Sponsor: Do you build complex software systems? See how NServiceBus makes it easier to design, build, and manage software systems that use message queues to achieve loose coupling. Get started for free.
Here are the things that caught my eye recently in .NET. I’d love to hear what you found most interesting this week. Let me know in the comments or on Twitter.
Dapr is an open source, portable, event-driven runtime that makes it easy for developers to build resilient, microservice stateless and stateful applications that run on the cloud and edge. Dapr embraces the diversity of all programming languages and developer frameworks and simplifies building applications such as the e-commerce example.
We started in .NET Core 1.0 with a very minimal API set that only included ~18K of the .NET Framework APIs. With .NET Standard 2.0, we tried to make it much more viable to share code between .NET Framework, .NET Core, and Xamarin which resulted in approximately 38K .NET Frameworks APIs being available in .NET Core 2.0. We also built the Windows Compatibility Pack which made another 21K .NET Framework APIs available to .NET Core, resulting in almost 60K additional APIs. And in .NET Core 3.0 we added WPF and WinForms, which increased the number of .NET Framework APIs ported to .NET Core to over 120k, which is more than half of all .NET Framework APIs.
The feedback from you and others is that EF Core made the jump to .NET Standard 2.1 too soon. A lot of apps are still transitioning to .NET Core, and the ecosystem of libraries (especially WinForms and WPF) is also still translationing. Even UWP and Unity aren’t ready for .NET Standard 2.1 yet.
After investigating this, we discovered that a lot more of corefx has been backported to .NET Standard 2.0 than we originally anticipated when we made the decision to target .NET Standard 2.1.
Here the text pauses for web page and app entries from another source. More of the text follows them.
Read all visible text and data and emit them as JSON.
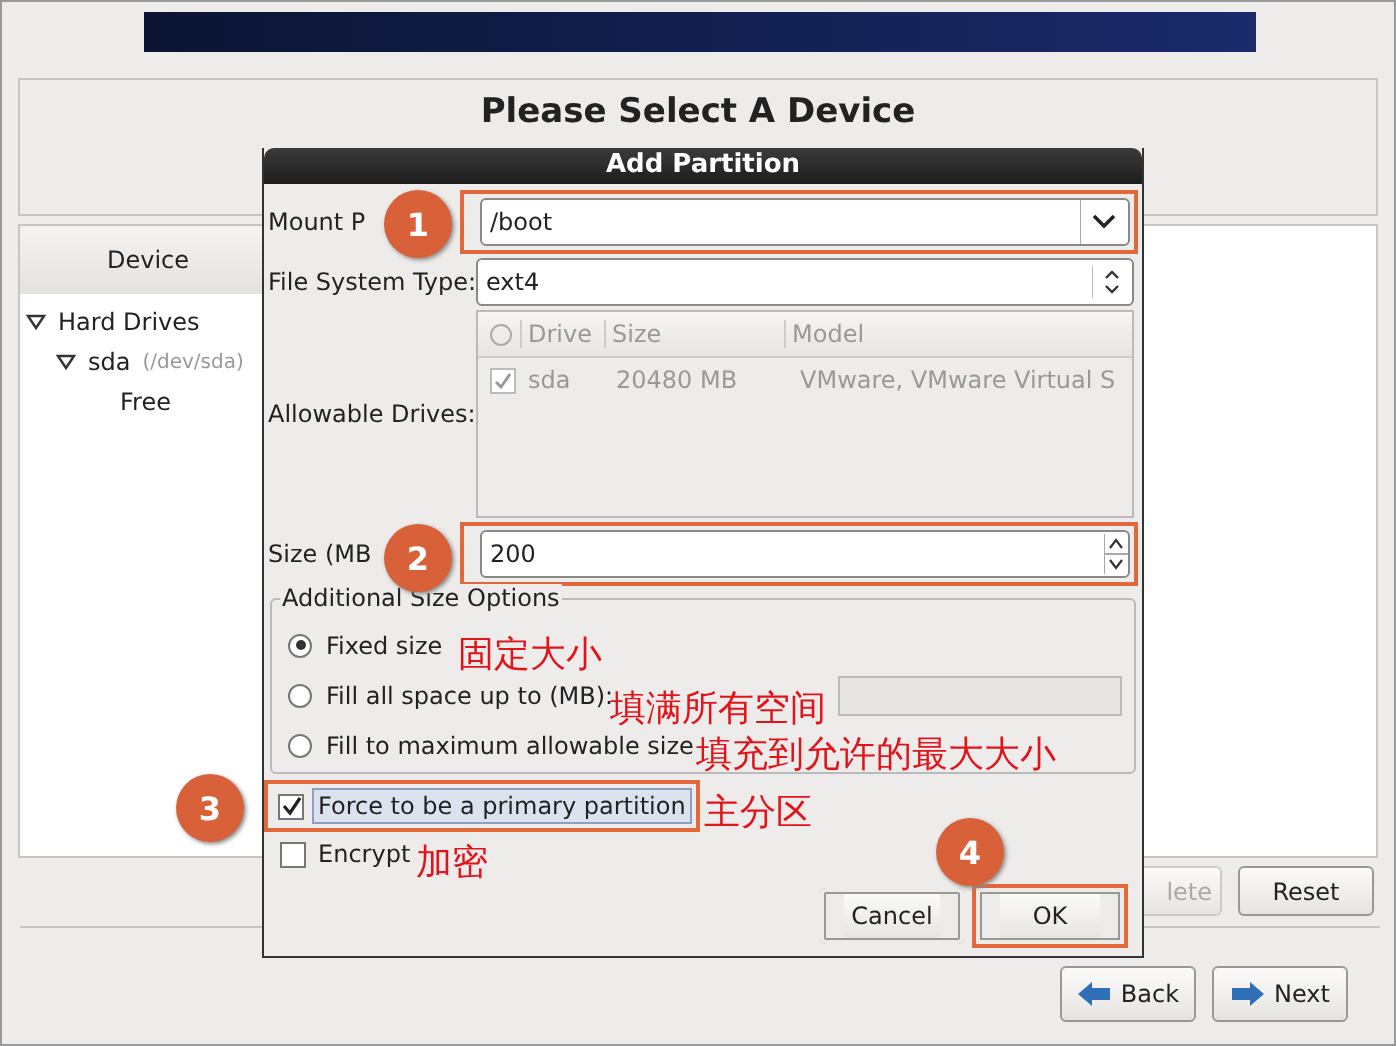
{
  "header": {
    "title": "Please Select A Device"
  },
  "device_panel": {
    "column": "Device",
    "tree": [
      {
        "label": "Hard Drives",
        "expanded": true,
        "children": [
          {
            "label": "sda",
            "detail": "(/dev/sda)",
            "expanded": true,
            "children": [
              {
                "label": "Free"
              }
            ]
          }
        ]
      }
    ]
  },
  "panel_buttons": [
    {
      "label": "lete",
      "disabled": true
    },
    {
      "label": "Reset",
      "disabled": false
    }
  ],
  "nav_buttons": [
    {
      "label": "Back",
      "kind": "back"
    },
    {
      "label": "Next",
      "kind": "next"
    }
  ],
  "dialog": {
    "title": "Add Partition",
    "mount_point": {
      "label": "Mount P",
      "value": "/boot",
      "highlighted": true
    },
    "fs_type": {
      "label": "File System Type:",
      "value": "ext4"
    },
    "drives": {
      "label": "Allowable Drives:",
      "columns": [
        "Drive",
        "Size",
        "Model"
      ],
      "rows": [
        {
          "checked": true,
          "cells": [
            "sda",
            "20480 MB",
            "VMware, VMware Virtual S"
          ]
        }
      ]
    },
    "size": {
      "label": "Size (MB",
      "value": "200",
      "highlighted": true
    },
    "size_options": {
      "title": "Additional Size Options",
      "options": [
        {
          "label": "Fixed size",
          "selected": true,
          "kind": "plain"
        },
        {
          "label": "Fill all space up to (MB):",
          "selected": false,
          "kind": "spin"
        },
        {
          "label": "Fill to maximum allowable size",
          "selected": false,
          "kind": "plain"
        }
      ]
    },
    "primary": {
      "label": "Force to be a primary partition",
      "checked": true,
      "highlighted": true
    },
    "encrypt": {
      "label": "Encrypt",
      "checked": false
    },
    "buttons": [
      {
        "label": "Cancel",
        "highlighted": false
      },
      {
        "label": "OK",
        "highlighted": true
      }
    ]
  },
  "annotations": [
    {
      "number": "1",
      "kind": "mount"
    },
    {
      "number": "2",
      "kind": "size"
    },
    {
      "number": "3",
      "kind": "primary"
    },
    {
      "number": "4",
      "kind": "ok"
    }
  ],
  "notes": [
    {
      "text": "固定大小",
      "kind": "fixed"
    },
    {
      "text": "填满所有空间",
      "kind": "fill"
    },
    {
      "text": "填充到允许的最大大小",
      "kind": "max"
    },
    {
      "text": "主分区",
      "kind": "primary"
    },
    {
      "text": "加密",
      "kind": "encrypt"
    }
  ]
}
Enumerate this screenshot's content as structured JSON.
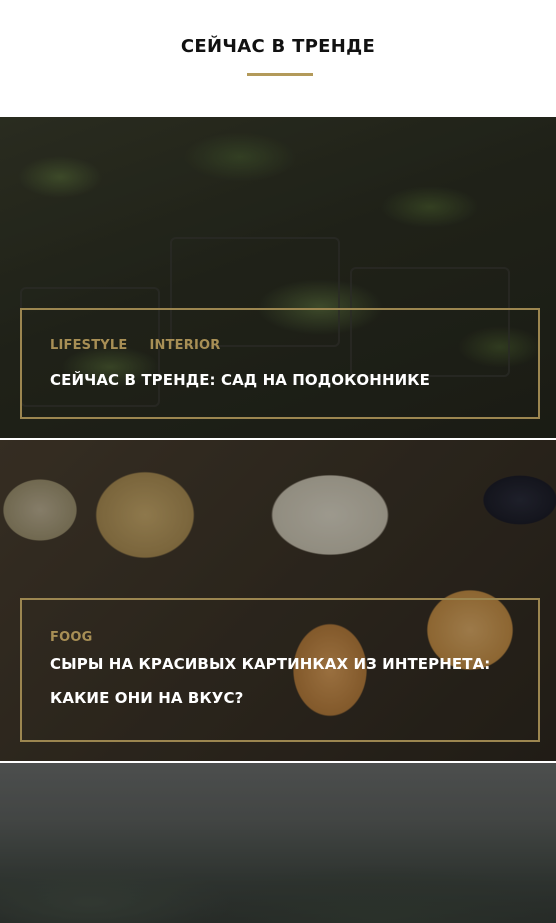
{
  "section": {
    "title": "СЕЙЧАС В ТРЕНДЕ",
    "accent_color": "#b39a5a"
  },
  "posts": [
    {
      "tags": [
        "LIFESTYLE",
        "INTERIOR"
      ],
      "title": "СЕЙЧАС В ТРЕНДЕ: САД НА ПОДОКОННИКЕ",
      "image": "seedlings-photo"
    },
    {
      "tags": [
        "FOOG"
      ],
      "title": "СЫРЫ НА КРАСИВЫХ КАРТИНКАХ ИЗ ИНТЕРНЕТА: КАКИЕ ОНИ НА ВКУС?",
      "image": "cheese-photo"
    },
    {
      "tags": [],
      "title": "",
      "image": "mountains-photo"
    }
  ]
}
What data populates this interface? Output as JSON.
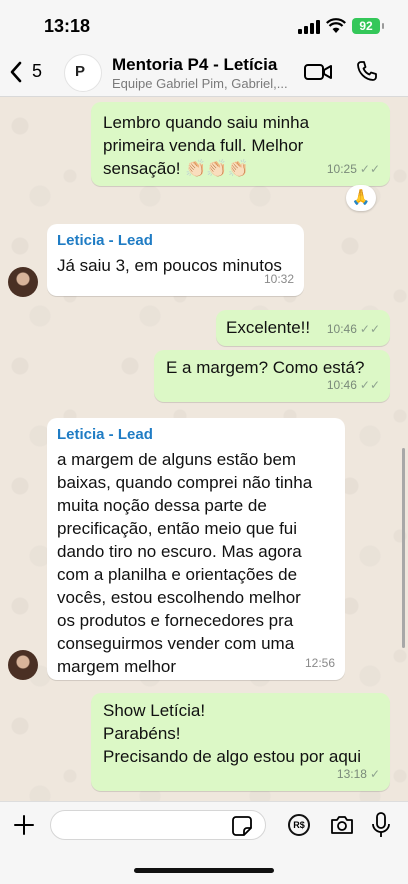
{
  "status_bar": {
    "time": "13:18",
    "battery": "92"
  },
  "header": {
    "back_count": "5",
    "title": "Mentoria P4 - Letícia",
    "subtitle": "Equipe Gabriel Pim, Gabriel,...",
    "avatar_text": "P"
  },
  "messages": [
    {
      "id": "m1",
      "direction": "out",
      "text": "Lembro quando saiu minha\nprimeira venda full. Melhor\nsensação! 👏🏻👏🏻👏🏻",
      "time": "10:25",
      "status": "read",
      "reaction": "🙏"
    },
    {
      "id": "m2",
      "direction": "in",
      "sender": "Leticia - Lead",
      "text": "Já saiu 3, em poucos minutos",
      "time": "10:32"
    },
    {
      "id": "m3",
      "direction": "out",
      "text": "Excelente!!",
      "time": "10:46",
      "status": "read"
    },
    {
      "id": "m4",
      "direction": "out",
      "text": "E a margem? Como está?",
      "time": "10:46",
      "status": "read"
    },
    {
      "id": "m5",
      "direction": "in",
      "sender": "Leticia - Lead",
      "text": "a margem de alguns estão bem\nbaixas, quando comprei não tinha\nmuita noção dessa parte de\nprecificação, então meio que fui\ndando tiro no escuro. Mas agora\ncom a planilha e orientações de\nvocês, estou escolhendo melhor\nos produtos e fornecedores pra\nconseguirmos vender com uma\nmargem melhor",
      "time": "12:56"
    },
    {
      "id": "m6",
      "direction": "out",
      "text": "Show Letícia!\nParabéns!\nPrecisando de algo estou por aqui",
      "time": "13:18",
      "status": "delivered"
    }
  ],
  "ticks": {
    "read": "✓✓",
    "delivered": "✓"
  },
  "input_bar": {
    "pay_label": "R$"
  },
  "colors": {
    "outgoing": "#dcf8c6",
    "incoming": "#ffffff",
    "sender": "#1f7cc4",
    "background": "#efe7dd"
  }
}
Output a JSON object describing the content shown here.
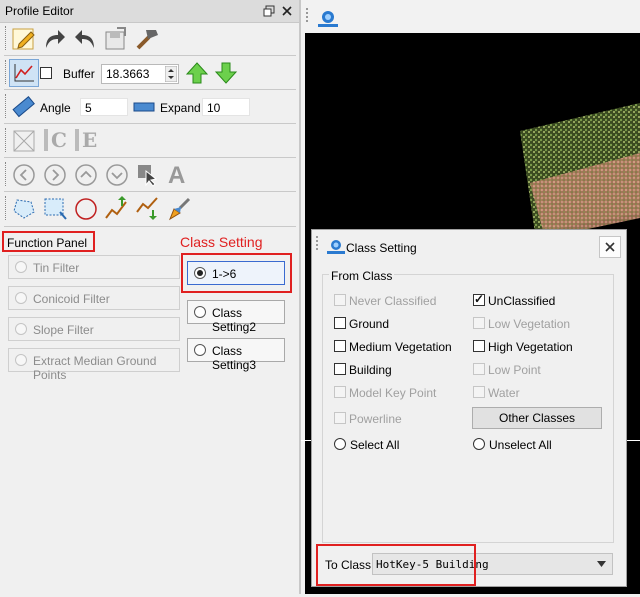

Given your feedback and the unexpectedly low cost of maintenance–remember, we’re just a small team of five engineers–we decided it was probably worth implement this.
We hope that one last LTS release on .NET Standard 2.0 will give everyone a chance to catch up to the vision of .NET 5.
I never noticed this portion of the docs and found it really interesting to see some best practices, particularly around the performance reliability. I really like the DO vs DO NOT examples.